The Virginia Senate on Tuesday approved four LGBTQ rights bills.
Senate Bill 245, which state Sen. Scott Surovell (D-Fairfax County) introduced, would prohibit any health care provider or counselor in Virginia from practicing so-called conversion therapy. The measure passed by a 20-18 vote margin.
“We’re thrilled to see the Virginia Senate pass this bill protecting LGBTQ youth from this harmful practice,” Equality Virginia Executive Director Vee Lamneck told the Washington Blade during a telephone call.
Previous versions of the bill have been introduced since 2016, but consistently failed to pass the Senate.
The Senate also passed Senate Bill 161, a measure sponsored by state Sen. Jennifer Boysko (D-Fairfax County) that would require school boards to adopt policies to ensure transgender students have equal access to school facilities and appropriate ID cards. SB 161 would also address harassment.
The measure passed by a 24-15 vote margin.
“Today, the Virginia Senate clearly demonstrated their commitment to ensuring that Virginia’s public schools are equipped to support all students with an equal education, including transgender students,” said Lamneck.
The Senate on Tuesday approved Senate Bill 657, a bill introduced by Boysko that would allow trans Virginias to update their name and sex on their birth certificate, by a 24-15 vote margin. Senate Bill 17, a measure introduced by state Sen. Adam Ebbin (D-Alexandria) that would repeal Virginia’s statutory same-sex marriage ban, passed by a 25-13 vote margin.
Equality Virginia: Majority of Virginians support nondiscrimination bill
The Senate General Laws Committee on Wednesday will hear testimony on Senate Bill 868, a bill known as the Virginia Values Act that would add sexual orientation and gender identity to the state’s nondiscrimination laws.
Ebbin and state Del. Mark Sickles (D-Fairfax County), who are both openly gay, introduced versions of the Virginia Values Act in the Senate and the Virginia House of Delegates.
“It’s extremely troubling that Virginians are fired from their jobs, evicted from their homes, and turned away from places like restaurants, shops and even doctor’s offices because they’re LGBTQ,” said Lamneck. “The Virginia Values Act modernizes existing Virginia law to protect LGBTQ people from discrimination in their daily lives.”
Twenty-five states prohibit discrimination based on sexual orientation, and 21 states prohibit it based on gender identity.
“This legislation creates a critical update to Virginia law and sends a clear message that the commonwealth is a safe and welcoming place for all people,” said James Parrish, director of the Virginia Values Coalition, a group of local and national LGBTQ organizations that support the Virginia Values Act.
Governor Ralph Northam, House Speaker Eileen Filler-Corn (D-Fairfax County and Senate Majority Leader Dick Saslaw (D-Fairfax County) all support the bill. Democrats have made it a top priority for the 2020 legislative session.

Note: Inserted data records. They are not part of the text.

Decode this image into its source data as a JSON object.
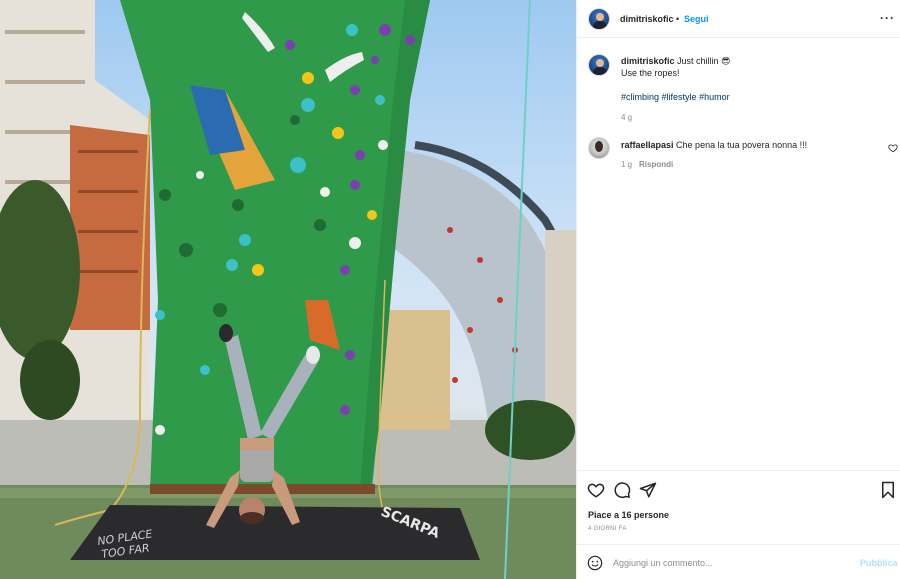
{
  "post": {
    "username": "dimitriskofic",
    "separator": "•",
    "follow_label": "Segui",
    "more_label": "•••",
    "caption_line1": "Just chillin 😎",
    "caption_line2": "Use the ropes!",
    "hashtags": [
      "#climbing",
      "#lifestyle",
      "#humor"
    ],
    "caption_age": "4 g"
  },
  "photo": {
    "mat_text_left_1": "NO PLACE",
    "mat_text_left_2": "TOO FAR",
    "mat_brand": "SCARPA"
  },
  "comments": [
    {
      "username": "raffaellapasi",
      "text": "Che pena la tua povera nonna !!!",
      "age": "1 g",
      "reply_label": "Rispondi"
    }
  ],
  "actions": {
    "like_icon": "heart-icon",
    "comment_icon": "comment-icon",
    "share_icon": "paper-plane-icon",
    "save_icon": "bookmark-icon",
    "likes_text": "Piace a 16 persone",
    "date_text": "4 GIORNI FA"
  },
  "comment_bar": {
    "emoji_icon": "smiley-icon",
    "placeholder": "Aggiungi un commento...",
    "publish_label": "Pubblica"
  },
  "colors": {
    "link_blue": "#0095f6",
    "hashtag_blue": "#00376b",
    "muted_gray": "#8e8e8e",
    "publish_disabled": "#b2dffc"
  }
}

“Passing nondiscrimination protections for LGBTQ Virginians has overwhelming support among voters,” Lamneck said, noting 78 percent of Virginians support these protections in the workplace as well.